Thermal power plants will face growing constraints as a result of climate change, with temperature-related curtailments potentially causing billions of dollars in lost revenue and requiring a significant buildout of global capacity, according to climate researchers.
A new study estimates that each degree C of global warming will increase global curtailment of thermal power plants by 0.8 to 1.2 percentage points during times of peak electricity demand. The resulting power loss could create the need for an additional 18 GW to 27 GW of new capacity to offset the losses, according to an article presenting the study's findings published Dec. 17 in the Environmental Research Letters journal.
The analysis quantifies the potential future risk from heatwaves and droughts that have already hit power plants in the U.S. and Europe with increasing frequency over recent years. A 2018 heatwave that swept across Europe caused widespread shutdowns at nuclear plants, from France to Finland, and utilities have also been forced to throttle their plants over the past two years.
In the U.S., an analysis by S&P Global Market Intelligence found that more than half of the fossil-fueled and nuclear plants in the Lower 48 are located in areas forecast to face climate-related water stress by the end of this decade under a business-as-usual scenario.
Water and air cooling systems used at thermal plants become less efficient at higher temperatures and operators also have to curtail or shut down their plants because of local regulations that limit water withdrawal during drought or periods of high temperatures.
"Recent heat waves have reduced power generation capacity in Europe, and a hotter and drier future may make such curtailment events more common, creating an imperative to compensate for the resulting reduced electricity generation," the researchers wrote in their article.
The study, titled "Thermal power generation is disadvantaged in a warming world," was produced by Ethan Coffel, an assistant professor in the Department of Geography and the Environment at Syracuse University, and Justin Mankin, an assistant professor in the Department of Geography at Dartmouth College.
For their analysis, the researchers combined temperature and water runoff data with power plant outage records for nuclear plants in the U.S., as well as coal, gas and oil-fired plants in the EU, in order to estimate future curtailments.
They applied the results to the global fleet of power plants and found that climate change has already increased average curtailments at thermal plants by 0.75 to 1 percentage points to date.
"Relative to policy scenarios with global transitions to renewable portfolios or that allow aging plants to retire, thermal power generation is a systemically disadvantaged means of electricity production in a warming world," they wrote.
Largely due to higher air conditioning use, peak electricity demand in the U.S. is already expected to increase by 10 to 20 percentage points under 2 degrees C of warming, and by 30 to 50 percentage points under 4 degrees C, according to the researchers.
But potential curtailments and their likely impact also rely to a large degree on the trajectory of power systems.

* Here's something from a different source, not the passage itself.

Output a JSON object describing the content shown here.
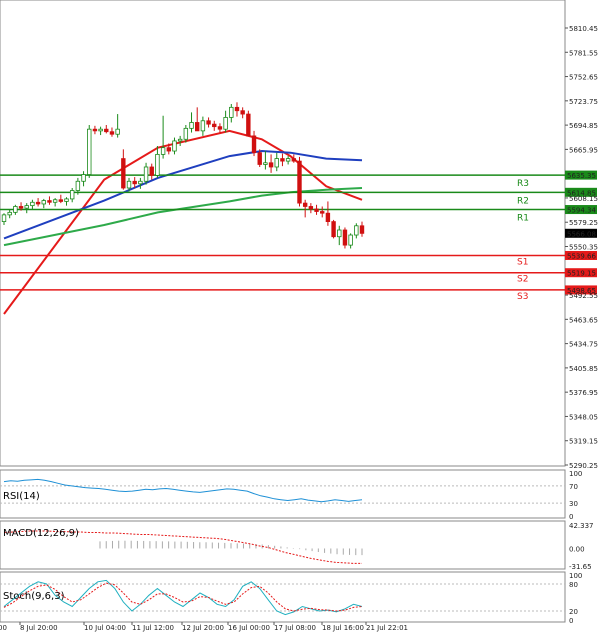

Applied at a global scale, the researchers' model suggests that aggregated curtailment could translate into lost revenue of up to $47 billion per year by the end of the century under the International Energy Agency's Stated Policies scenario, which assumes thermal plant capacity keeps growing.
But under the IEA's Sustainability scenario, which would see thermal power generation mostly phased out by the year 2100, the annual cost would only be $1 billion. Both figures assume a levelized cost of electricity from $0.10/kWh to $0.20/kWh.
In the U.S. and Europe, utilities' overall exposure to water stress will likely shrink as they pursue decarbonization strategies, replacing water-dependent plants with wind and solar parks. Some companies are also implementing water management and related investment strategies to reduce their exposure.
The researchers also point out that newer combined-cycle gas power plants, which are becoming more common, require less cooling than other thermal plants. That could mean heat-related curtailment at those plants is actually lower than estimated.
Power system trajectories and warming are also linked: If thermal plants are rapidly decommissioned, there would be less warming and therefore less curtailment.
"If we rapidly transition the electricity sector to non-thermal power sources like solar and wind, curtailment can be greatly reduced, although hydro power may face substantial future risk from reduced streamflow," the researchers wrote. "Our results highlight the double benefit from non-thermal electricity generation in a warmer world: less curtailment and fewer emissions."